Hackers and design evolution
Collaborative hacker innovation communities open up the design structures of artefacts locked away within consumer products in a search of higher value, ex poste. The human ability to seek higher forms of value is what drives and causes design as a whole to evolve –by improving artefacts and making them more complex, feature rich and capable of executing and achieving tasks; as well as driving the continued growth of economies. In seeking higher forms of value, there is expectation of gain, not blind chance as in natural design evolution. Hacker innovators try new design configurations because they believe they will gain some value advantage from the new artefact state over the old. Hackers undertake design modifications, consuming personal resources and effort along the way (time, energy and money) simply for the pleasure of the activity itself. These factors combined make for a highly motivated value seeking and enabling design evolution to occur.

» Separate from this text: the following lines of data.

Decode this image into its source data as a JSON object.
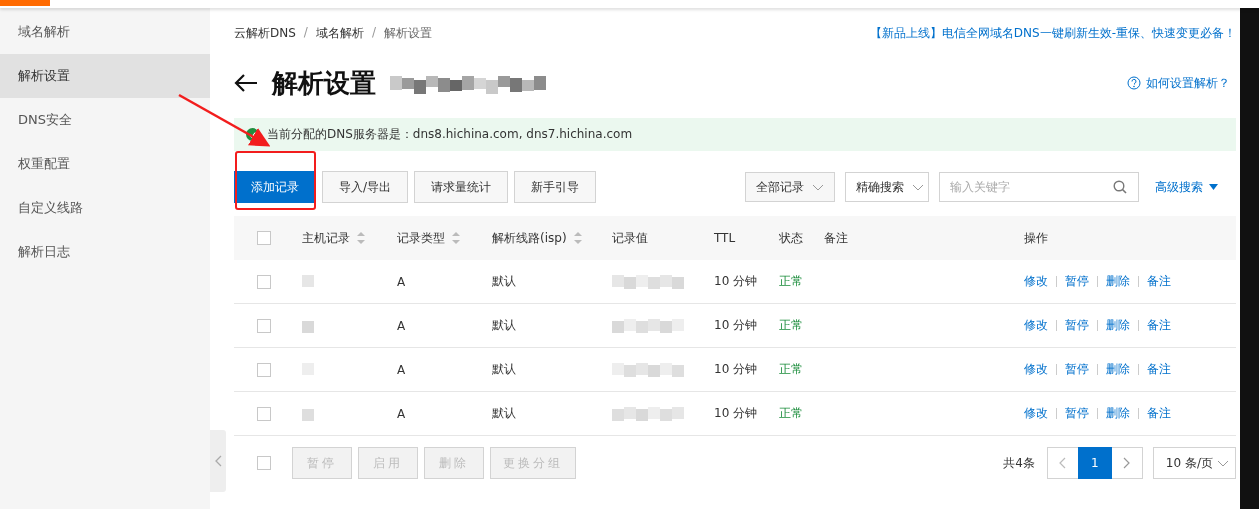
{
  "sidebar": {
    "items": [
      {
        "label": "域名解析",
        "selected": false
      },
      {
        "label": "解析设置",
        "selected": true
      },
      {
        "label": "DNS安全",
        "selected": false
      },
      {
        "label": "权重配置",
        "selected": false
      },
      {
        "label": "自定义线路",
        "selected": false
      },
      {
        "label": "解析日志",
        "selected": false
      }
    ]
  },
  "breadcrumb": [
    {
      "kind": "link",
      "label": "云解析DNS"
    },
    {
      "kind": "separator",
      "label": "/"
    },
    {
      "kind": "link",
      "label": "域名解析"
    },
    {
      "kind": "separator",
      "label": "/"
    },
    {
      "kind": "current",
      "label": "解析设置"
    }
  ],
  "promo": "【新品上线】电信全网域名DNS一键刷新生效-重保、快速变更必备！",
  "page_title": "解析设置",
  "help_link": "如何设置解析？",
  "notice": "当前分配的DNS服务器是：dns8.hichina.com, dns7.hichina.com",
  "toolbar": {
    "buttons": [
      {
        "label": "添加记录",
        "kind": "primary"
      },
      {
        "label": "导入/导出",
        "kind": "default"
      },
      {
        "label": "请求量统计",
        "kind": "default"
      },
      {
        "label": "新手引导",
        "kind": "default"
      }
    ],
    "filter": "全部记录",
    "search_mode": "精确搜索",
    "search": {
      "placeholder": "输入关键字"
    },
    "advanced": "高级搜索"
  },
  "table": {
    "select_all": {
      "checked": false
    },
    "columns": [
      {
        "label": "主机记录",
        "sortable": true
      },
      {
        "label": "记录类型",
        "sortable": true
      },
      {
        "label": "解析线路(isp)",
        "sortable": true
      },
      {
        "label": "记录值",
        "sortable": false
      },
      {
        "label": "TTL",
        "sortable": false
      },
      {
        "label": "状态",
        "sortable": false
      },
      {
        "label": "备注",
        "sortable": false
      },
      {
        "label": "操作",
        "sortable": false
      }
    ],
    "rows": [
      {
        "checked": false,
        "type": "A",
        "line": "默认",
        "ttl": "10 分钟",
        "status": "正常",
        "actions": [
          "修改",
          "暂停",
          "删除",
          "备注"
        ]
      },
      {
        "checked": false,
        "type": "A",
        "line": "默认",
        "ttl": "10 分钟",
        "status": "正常",
        "actions": [
          "修改",
          "暂停",
          "删除",
          "备注"
        ]
      },
      {
        "checked": false,
        "type": "A",
        "line": "默认",
        "ttl": "10 分钟",
        "status": "正常",
        "actions": [
          "修改",
          "暂停",
          "删除",
          "备注"
        ]
      },
      {
        "checked": false,
        "type": "A",
        "line": "默认",
        "ttl": "10 分钟",
        "status": "正常",
        "actions": [
          "修改",
          "暂停",
          "删除",
          "备注"
        ]
      }
    ]
  },
  "bulk": {
    "checked": false,
    "buttons": [
      {
        "label": "暂停",
        "disabled": true
      },
      {
        "label": "启用",
        "disabled": true
      },
      {
        "label": "删除",
        "disabled": true
      },
      {
        "label": "更换分组",
        "disabled": true
      }
    ]
  },
  "pagination": {
    "total": "共4条",
    "pages": [
      {
        "label": "1",
        "selected": true
      }
    ],
    "page_size": "10 条/页"
  }
}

Hackers operate in complex adaptive systems where modular design parameters and operators (opportunities to play and innovate) are constantly being modified, giving rise to further modifications and combinations of other elements. Firms attempting to lock out other modular design configurations do so to the very system that enabled its modular design in the first place. It is counter productive in a pure value creation sense to simply ignore and disregard further forms of value creation being made just because they originate outside firm walls. Such market driven value creation could hold valuable future design trajectory or market driven design evolution data for firms involved, not necessarily for new radical innovations, but for those involved in incremental and sustaining innovation strategies within established markets [Katz and Allen, 1982] [Dewar and Dutton, 1986] [Cohen and Levinthal, 1990].
NEXT: Chapter 4.2 - Hacker Innovation Cyclesblog comments powered by Disqus

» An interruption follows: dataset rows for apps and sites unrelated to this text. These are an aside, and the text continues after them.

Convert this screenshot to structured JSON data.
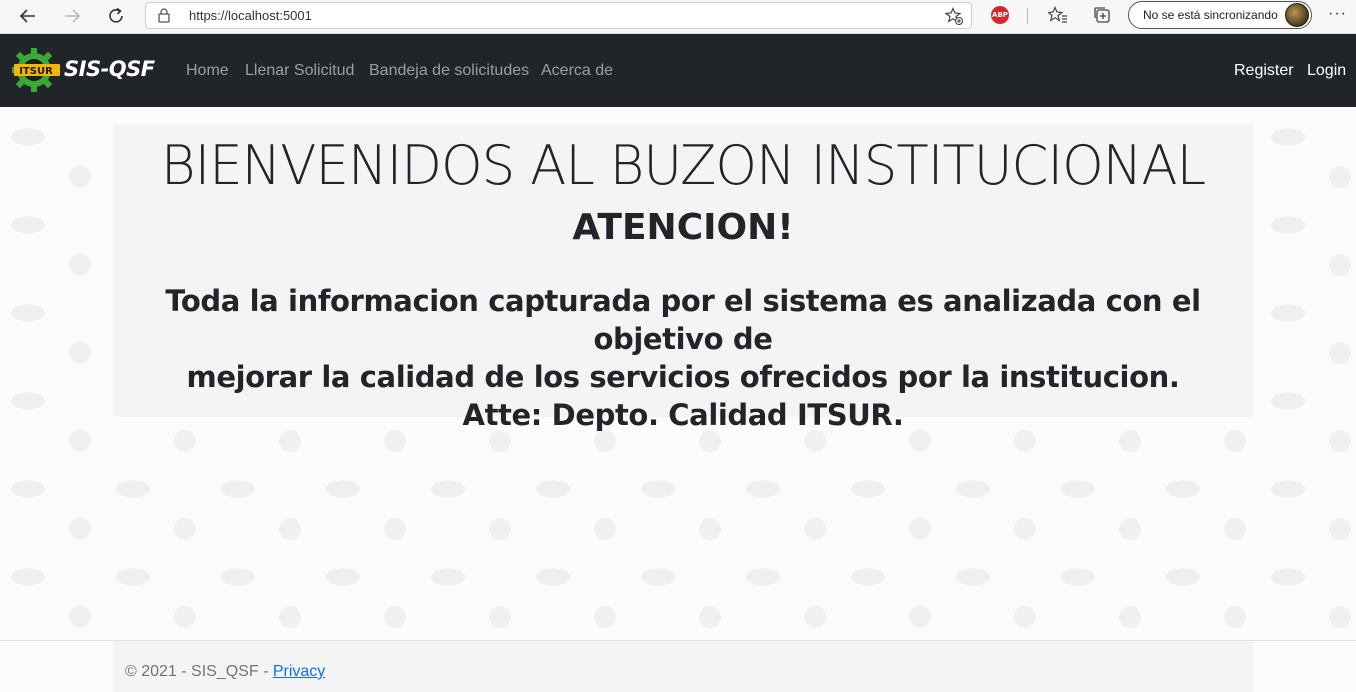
{
  "browser": {
    "url": "https://localhost:5001",
    "sync_label": "No se está sincronizando",
    "more_label": "···",
    "abp_label": "ABP"
  },
  "navbar": {
    "brand": "SIS-QSF",
    "logo_text": "ITSUR",
    "links": [
      "Home",
      "Llenar Solicitud",
      "Bandeja de solicitudes",
      "Acerca de"
    ],
    "right_links": [
      "Register",
      "Login"
    ]
  },
  "main": {
    "title": "BIENVENIDOS AL BUZON INSTITUCIONAL",
    "attention": "ATENCION!",
    "message_line1": "Toda la informacion capturada por el sistema es analizada con el objetivo de",
    "message_line2": "mejorar la calidad de los servicios ofrecidos por la institucion.",
    "message_line3": "Atte: Depto. Calidad ITSUR."
  },
  "footer": {
    "text": "© 2021 - SIS_QSF - ",
    "privacy": "Privacy"
  }
}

Purchase E-Book (ePub & PDF) Version
You can read the monograph for free online here or you can purchase an ePub and PDF version for your smartphone, tablet, laptop or desktop e-reader.
- [Csikszentmihalyi, 1990] ^ Csikszentmihalyi, M. (1990). Flow: The Psychology of Optimal Experience. New York: Harper and Row.
- [Csikszentmihalyi, 1997] ^ Csikszentmihalyi, M. (1997). Finding Flow: The Psychology of Engagement with Everyday Life. New York, Basic Books.
- [Brown, 2008] ^ Brown, T. (2008). "Design Thinking." Harvard Business Review.
- [Johnson, 2010] ^ Johnson, S. (2010). Where Good Ideas Come From: The Natural History of Innovation. New York, Riverhead Books.
- [Katz and Allen, 1982] ^ Katz, R. and T. J. Allen (1982). "Investigating the Not Invented Here (NIH) syndrome: A look at the performance, tenure, and communication patterns of 50 R & D Project Groups." R&D Management 12(1): 7-20.
- [Dewar and Dutton, 1986] ^ Dewar, R. D. and J. E. Dutton (1986). "The Adoption of Radical and Incremental Innovations: An Empirical Analysis." Management Science 32(11): 1422-1433.
- [Cohen and Levinthal, 1990] ^ Cohen, W. M. and D. A. Levinthal (1990). "Absorptive Capacity: A New Perspective on Learning and Innovation." Administrative Science Quarterly(35): 182-152.